● **Exercise prompt**: The answer must consist of the records, repeated exactly.

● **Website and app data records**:
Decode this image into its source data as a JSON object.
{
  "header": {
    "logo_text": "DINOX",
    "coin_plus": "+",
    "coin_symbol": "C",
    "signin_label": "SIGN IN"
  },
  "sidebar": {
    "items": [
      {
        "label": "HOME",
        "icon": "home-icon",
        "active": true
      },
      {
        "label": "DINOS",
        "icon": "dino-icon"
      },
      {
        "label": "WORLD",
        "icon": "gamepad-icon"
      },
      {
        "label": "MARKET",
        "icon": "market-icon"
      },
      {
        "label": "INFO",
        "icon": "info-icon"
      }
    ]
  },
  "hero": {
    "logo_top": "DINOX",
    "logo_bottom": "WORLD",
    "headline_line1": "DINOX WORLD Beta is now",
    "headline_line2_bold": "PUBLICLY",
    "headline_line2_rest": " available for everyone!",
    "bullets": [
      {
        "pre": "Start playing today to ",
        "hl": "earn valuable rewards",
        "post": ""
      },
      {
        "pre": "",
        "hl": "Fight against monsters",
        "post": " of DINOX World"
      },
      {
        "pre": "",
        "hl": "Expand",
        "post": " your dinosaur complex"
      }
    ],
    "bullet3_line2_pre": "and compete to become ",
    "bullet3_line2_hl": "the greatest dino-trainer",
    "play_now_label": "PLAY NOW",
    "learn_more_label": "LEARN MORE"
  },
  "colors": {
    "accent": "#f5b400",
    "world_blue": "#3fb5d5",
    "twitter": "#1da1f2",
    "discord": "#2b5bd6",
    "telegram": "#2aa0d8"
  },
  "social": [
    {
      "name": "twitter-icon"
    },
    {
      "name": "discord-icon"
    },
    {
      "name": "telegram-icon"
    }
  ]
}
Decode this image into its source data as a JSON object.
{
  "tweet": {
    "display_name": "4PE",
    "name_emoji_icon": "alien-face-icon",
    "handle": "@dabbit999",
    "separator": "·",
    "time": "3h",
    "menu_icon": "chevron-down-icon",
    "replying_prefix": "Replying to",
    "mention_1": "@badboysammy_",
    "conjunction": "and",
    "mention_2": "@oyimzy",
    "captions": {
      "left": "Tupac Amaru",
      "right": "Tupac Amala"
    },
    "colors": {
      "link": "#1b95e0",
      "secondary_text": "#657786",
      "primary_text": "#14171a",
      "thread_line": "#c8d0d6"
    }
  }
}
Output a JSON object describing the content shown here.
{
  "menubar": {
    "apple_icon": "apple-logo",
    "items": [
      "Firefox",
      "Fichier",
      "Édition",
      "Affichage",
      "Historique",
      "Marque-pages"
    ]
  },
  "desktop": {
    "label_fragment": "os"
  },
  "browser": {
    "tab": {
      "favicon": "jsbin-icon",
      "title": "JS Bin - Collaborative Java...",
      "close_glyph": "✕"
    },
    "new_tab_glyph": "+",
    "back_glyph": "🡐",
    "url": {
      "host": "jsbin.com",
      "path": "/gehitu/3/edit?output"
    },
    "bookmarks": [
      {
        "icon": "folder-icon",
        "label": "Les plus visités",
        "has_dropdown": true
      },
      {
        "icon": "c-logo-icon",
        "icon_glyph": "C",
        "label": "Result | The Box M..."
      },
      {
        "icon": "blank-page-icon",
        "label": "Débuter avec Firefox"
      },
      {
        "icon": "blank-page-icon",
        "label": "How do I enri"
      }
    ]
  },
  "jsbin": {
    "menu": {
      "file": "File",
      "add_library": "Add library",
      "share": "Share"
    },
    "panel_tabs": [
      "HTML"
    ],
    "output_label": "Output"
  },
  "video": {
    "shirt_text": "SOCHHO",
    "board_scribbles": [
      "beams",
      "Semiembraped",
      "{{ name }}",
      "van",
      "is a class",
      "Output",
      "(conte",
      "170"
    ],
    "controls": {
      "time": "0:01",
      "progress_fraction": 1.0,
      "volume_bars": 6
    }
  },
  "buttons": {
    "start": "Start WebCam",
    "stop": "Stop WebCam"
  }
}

● **Expected answer**:
Decode this image into its source data as a JSON object.
{
  "header": {
    "logo_text": "DINOX",
    "coin_plus": "+",
    "coin_symbol": "C",
    "signin_label": "SIGN IN"
  },
  "sidebar": {
    "items": [
      {
        "label": "HOME",
        "icon": "home-icon",
        "active": true
      },
      {
        "label": "DINOS",
        "icon": "dino-icon"
      },
      {
        "label": "WORLD",
        "icon": "gamepad-icon"
      },
      {
        "label": "MARKET",
        "icon": "market-icon"
      },
      {
        "label": "INFO",
        "icon": "info-icon"
      }
    ]
  },
  "hero": {
    "logo_top": "DINOX",
    "logo_bottom": "WORLD",
    "headline_line1": "DINOX WORLD Beta is now",
    "headline_line2_bold": "PUBLICLY",
    "headline_line2_rest": " available for everyone!",
    "bullets": [
      {
        "pre": "Start playing today to ",
        "hl": "earn valuable rewards",
        "post": ""
      },
      {
        "pre": "",
        "hl": "Fight against monsters",
        "post": " of DINOX World"
      },
      {
        "pre": "",
        "hl": "Expand",
        "post": " your dinosaur complex"
      }
    ],
    "bullet3_line2_pre": "and compete to become ",
    "bullet3_line2_hl": "the greatest dino-trainer",
    "play_now_label": "PLAY NOW",
    "learn_more_label": "LEARN MORE"
  },
  "colors": {
    "accent": "#f5b400",
    "world_blue": "#3fb5d5",
    "twitter": "#1da1f2",
    "discord": "#2b5bd6",
    "telegram": "#2aa0d8"
  },
  "social": [
    {
      "name": "twitter-icon"
    },
    {
      "name": "discord-icon"
    },
    {
      "name": "telegram-icon"
    }
  ]
}
Decode this image into its source data as a JSON object.
{
  "tweet": {
    "display_name": "4PE",
    "name_emoji_icon": "alien-face-icon",
    "handle": "@dabbit999",
    "separator": "·",
    "time": "3h",
    "menu_icon": "chevron-down-icon",
    "replying_prefix": "Replying to",
    "mention_1": "@badboysammy_",
    "conjunction": "and",
    "mention_2": "@oyimzy",
    "captions": {
      "left": "Tupac Amaru",
      "right": "Tupac Amala"
    },
    "colors": {
      "link": "#1b95e0",
      "secondary_text": "#657786",
      "primary_text": "#14171a",
      "thread_line": "#c8d0d6"
    }
  }
}
Output a JSON object describing the content shown here.
{
  "menubar": {
    "apple_icon": "apple-logo",
    "items": [
      "Firefox",
      "Fichier",
      "Édition",
      "Affichage",
      "Historique",
      "Marque-pages"
    ]
  },
  "desktop": {
    "label_fragment": "os"
  },
  "browser": {
    "tab": {
      "favicon": "jsbin-icon",
      "title": "JS Bin - Collaborative Java...",
      "close_glyph": "✕"
    },
    "new_tab_glyph": "+",
    "back_glyph": "🡐",
    "url": {
      "host": "jsbin.com",
      "path": "/gehitu/3/edit?output"
    },
    "bookmarks": [
      {
        "icon": "folder-icon",
        "label": "Les plus visités",
        "has_dropdown": true
      },
      {
        "icon": "c-logo-icon",
        "icon_glyph": "C",
        "label": "Result | The Box M..."
      },
      {
        "icon": "blank-page-icon",
        "label": "Débuter avec Firefox"
      },
      {
        "icon": "blank-page-icon",
        "label": "How do I enri"
      }
    ]
  },
  "jsbin": {
    "menu": {
      "file": "File",
      "add_library": "Add library",
      "share": "Share"
    },
    "panel_tabs": [
      "HTML"
    ],
    "output_label": "Output"
  },
  "video": {
    "shirt_text": "SOCHHO",
    "board_scribbles": [
      "beams",
      "Semiembraped",
      "{{ name }}",
      "van",
      "is a class",
      "Output",
      "(conte",
      "170"
    ],
    "controls": {
      "time": "0:01",
      "progress_fraction": 1.0,
      "volume_bars": 6
    }
  },
  "buttons": {
    "start": "Start WebCam",
    "stop": "Stop WebCam"
  }
}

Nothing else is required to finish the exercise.